[[ MATERIAL SUPPLIED open ]]

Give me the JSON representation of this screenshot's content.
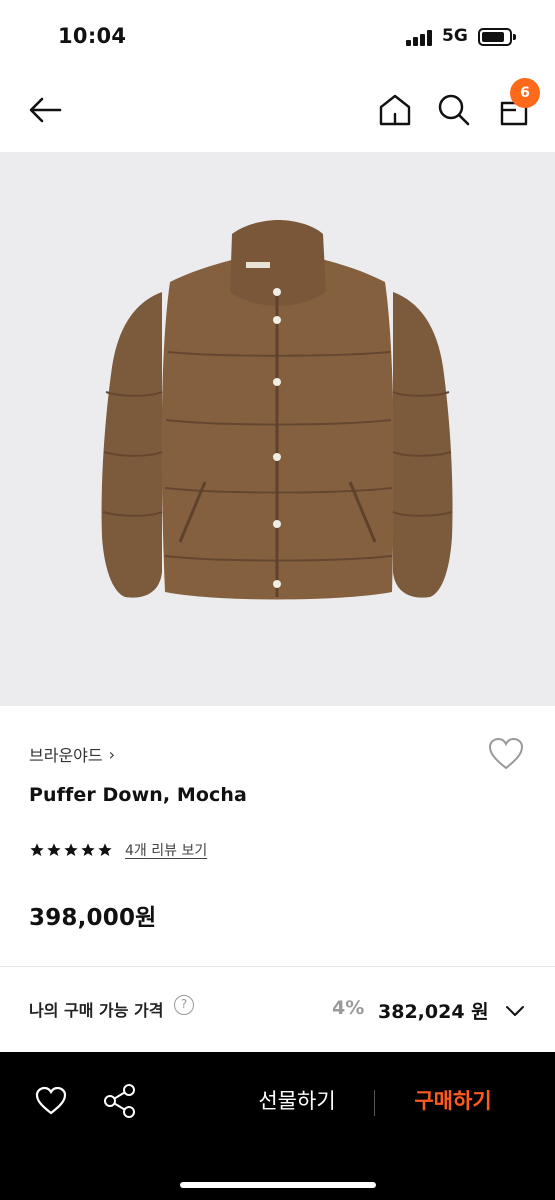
{
  "status_bar": {
    "time": "10:04",
    "network": "5G",
    "icons": [
      "signal-icon",
      "battery-icon"
    ]
  },
  "nav": {
    "icons": [
      "back-arrow-icon",
      "home-icon",
      "search-icon",
      "shopping-bag-icon"
    ],
    "cart_count": "6",
    "badge_color": "#ff6a1a"
  },
  "product": {
    "image_icon": "puffer-jacket-image",
    "brand": "브라운야드",
    "brand_chevron": "›",
    "name": "Puffer Down, Mocha",
    "rating_stars": 5,
    "review_link": "4개 리뷰 보기",
    "price": "398,000원"
  },
  "my_price": {
    "label": "나의 구매 가능 가격",
    "help": "?",
    "discount": "4%",
    "price": "382,024 원"
  },
  "bottom_bar": {
    "gift_label": "선물하기",
    "buy_label": "구매하기",
    "buy_color": "#ff5a1f",
    "icons": [
      "heart-icon",
      "share-icon"
    ]
  }
}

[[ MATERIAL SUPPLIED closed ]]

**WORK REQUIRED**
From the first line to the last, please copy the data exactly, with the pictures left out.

**FINAL ANSWER**
Give me the JSON representation of this screenshot's content.
{
  "status_bar": {
    "time": "10:04",
    "network": "5G",
    "icons": [
      "signal-icon",
      "battery-icon"
    ]
  },
  "nav": {
    "icons": [
      "back-arrow-icon",
      "home-icon",
      "search-icon",
      "shopping-bag-icon"
    ],
    "cart_count": "6",
    "badge_color": "#ff6a1a"
  },
  "product": {
    "image_icon": "puffer-jacket-image",
    "brand": "브라운야드",
    "brand_chevron": "›",
    "name": "Puffer Down, Mocha",
    "rating_stars": 5,
    "review_link": "4개 리뷰 보기",
    "price": "398,000원"
  },
  "my_price": {
    "label": "나의 구매 가능 가격",
    "help": "?",
    "discount": "4%",
    "price": "382,024 원"
  },
  "bottom_bar": {
    "gift_label": "선물하기",
    "buy_label": "구매하기",
    "buy_color": "#ff5a1f",
    "icons": [
      "heart-icon",
      "share-icon"
    ]
  }
}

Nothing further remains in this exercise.